Dust Mop Pads for Dry Use

I use polyester fleece cloths, cut to the size of standard washcloths, for dust-mopping wood floors or when I don't want to wet-mop other hard floors. 

My cloth, here, is a scrap leftover from making hats for my daughters and a niece about 17 to 18 years ago. Any scrap of polyester or acrylic fleece will work to attract and hold dust and dirt. Notice, there is no sewing involved. Just cut to size, wrap around the Swiffer head, and poke the cloth into the tabs/clips.

With both the wet and dry fabric cloths/pads, after each use I throw them into the bag of dirty rags for laundry later in the week. So very easy and saves serious money.


  1. I need to do something like this. The fleece is a good idea for catching dust. With a cat, there is a lot of need to clean up the floors in my house.

    1. Hi Kris,
      The fleece works really well for me, especially with lightweight stuff on the floor, like dust, lightweight dirt, and hair. I hope it works well for you, too!

  2. I have a Swiffer wet jet that someone was giving away along with various cloths for it. However, the tank is almost impossible to refill, so it may turn into a plain Swiffer soon. I am wondering if a piece of fleece will work better than the regular Swiffer products for catching dust? Something to look into.

    1. I have a wet jet. Mine has a bottle that attaches to the handle and there is a button on it that you can push to remove it. Is yours an older style? I've always liked how easy it is to put in a refill.

    2. Hi Live and Learn,
      I'd be interested to know how using fleece would compare to the dry cloths for you. If you happen to have a piece of polyester fleece about the size of a washcloth in a scrap box, it's worth giving it a shot. Good luck with your wet jet!

    3. Kris, are you able to to refill the bottle with your own solution or do you buy a refill? I was hoping to put in my own solution.

      It seems crazy, Lili, but I don't have a piece of fleece around. I'll ask my sister if she has a scrap.

    4. I buy the refill. I would probably opt to use Lili's technique with a squirt bottle if I didn't get the refill bottle.

      If your sister doesn't have fleece you could try the remnant bin at a fabric store. My daughter has gotten a lot of reasonably priced fleece for sewing projects by doing that.

    5. Hopefully this gets to those wanting to refill those bottles.
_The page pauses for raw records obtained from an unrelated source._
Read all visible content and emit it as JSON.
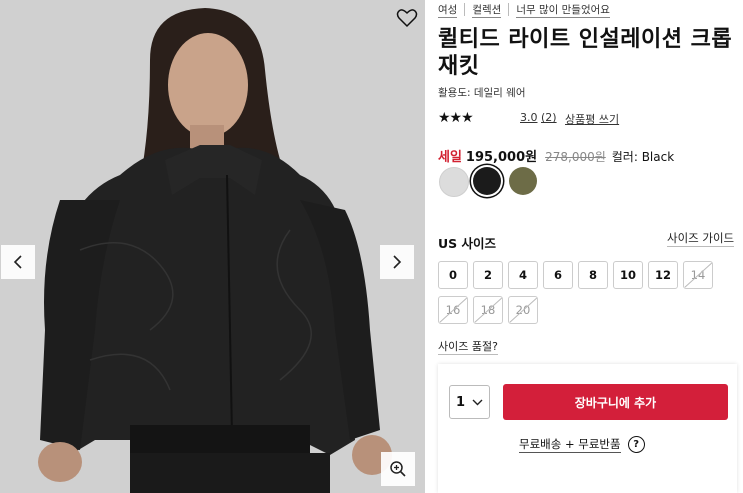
{
  "gallery": {
    "wishlist_icon": "heart-outline-icon",
    "prev_icon": "chevron-left-icon",
    "next_icon": "chevron-right-icon",
    "zoom_icon": "zoom-in-icon"
  },
  "breadcrumbs": [
    "여성",
    "컬렉션",
    "너무 많이 만들었어요"
  ],
  "product": {
    "title": "퀼티드 라이트 인설레이션 크롭 재킷",
    "activity": "활용도: 데일리 웨어",
    "rating_stars": "★★★",
    "rating_score": "3.0",
    "review_count": "(2)",
    "write_review": "상품평 쓰기"
  },
  "price": {
    "sale_label": "세일",
    "current": "195,000원",
    "original": "278,000원",
    "color_label": "컬러: Black"
  },
  "colors": [
    {
      "name": "Light Grey",
      "hex": "#dcdcdc",
      "selected": false
    },
    {
      "name": "Black",
      "hex": "#1b1b1b",
      "selected": true
    },
    {
      "name": "Olive",
      "hex": "#6d6c47",
      "selected": false
    }
  ],
  "sizes": {
    "label": "US 사이즈",
    "guide": "사이즈 가이드",
    "options": [
      {
        "label": "0",
        "available": true
      },
      {
        "label": "2",
        "available": true
      },
      {
        "label": "4",
        "available": true
      },
      {
        "label": "6",
        "available": true
      },
      {
        "label": "8",
        "available": true
      },
      {
        "label": "10",
        "available": true
      },
      {
        "label": "12",
        "available": true
      },
      {
        "label": "14",
        "available": false
      },
      {
        "label": "16",
        "available": false
      },
      {
        "label": "18",
        "available": false
      },
      {
        "label": "20",
        "available": false
      }
    ],
    "sold_out_link": "사이즈 품절?"
  },
  "cart": {
    "quantity": "1",
    "add_button": "장바구니에 추가",
    "shipping_text": "무료배송 + 무료반품",
    "help_icon": "?"
  },
  "accent_color": "#d31f3a"
}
If you put it upside down in a cup of boiled water, it loosens the cap, and you can remove to refill with your own solution.
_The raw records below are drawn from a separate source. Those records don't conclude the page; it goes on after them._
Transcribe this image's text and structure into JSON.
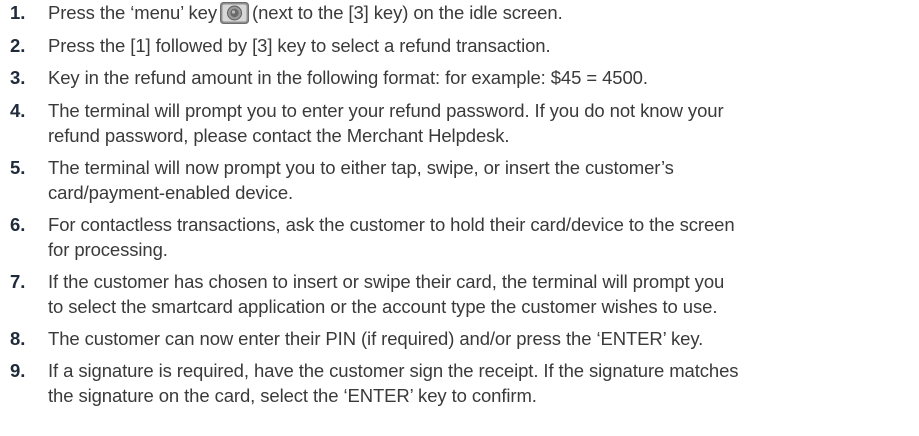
{
  "icons": {
    "menu_key": "menu-key-icon"
  },
  "colors": {
    "text": "#3a3a3a",
    "step_number": "#1f2a3a",
    "key_body": "#8f8f8f",
    "key_face": "#bcbcbc"
  },
  "steps": [
    {
      "number": "1.",
      "pre": "Press the ‘menu’ key",
      "post": "(next to the [3] key) on the idle screen."
    },
    {
      "number": "2.",
      "lines": [
        "Press the [1] followed by [3] key to select a refund transaction."
      ]
    },
    {
      "number": "3.",
      "lines": [
        "Key in the refund amount in the following format: for example: $45 = 4500."
      ]
    },
    {
      "number": "4.",
      "lines": [
        "The terminal will prompt you to enter your refund password. If you do not know your",
        "refund password, please contact the Merchant Helpdesk."
      ]
    },
    {
      "number": "5.",
      "lines": [
        "The terminal will now prompt you to either tap, swipe, or insert the customer’s",
        "card/payment-enabled device."
      ]
    },
    {
      "number": "6.",
      "lines": [
        "For contactless transactions, ask the customer to hold their card/device to the screen",
        "for processing."
      ]
    },
    {
      "number": "7.",
      "lines": [
        "If the customer has chosen to insert or swipe their card, the terminal will prompt you",
        "to select the smartcard application or the account type the customer wishes to use."
      ]
    },
    {
      "number": "8.",
      "lines": [
        "The customer can now enter their PIN (if required) and/or press the ‘ENTER’ key."
      ]
    },
    {
      "number": "9.",
      "lines": [
        "If a signature is required, have the customer sign the receipt. If the signature matches",
        "the signature on the card, select the ‘ENTER’ key to confirm."
      ]
    }
  ]
}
Thank you for joining the discussion today. Here at creative savv, we strive to maintain a respectful community centered around frugal living. Creative savv would like to continue to be a welcoming and safe place for discussion, and as such reserves the right to remove comments that are inappropriate for the conversation.


Be a voice that helps someone else on their frugal living journey

Are you interested in writing for creative savv?
What's your frugal story?

Do you have a favorite frugal recipe, special insight, DIY project, or tips that could make frugal living more do-able for someone else?

Creative savv is seeking new voices.


share this post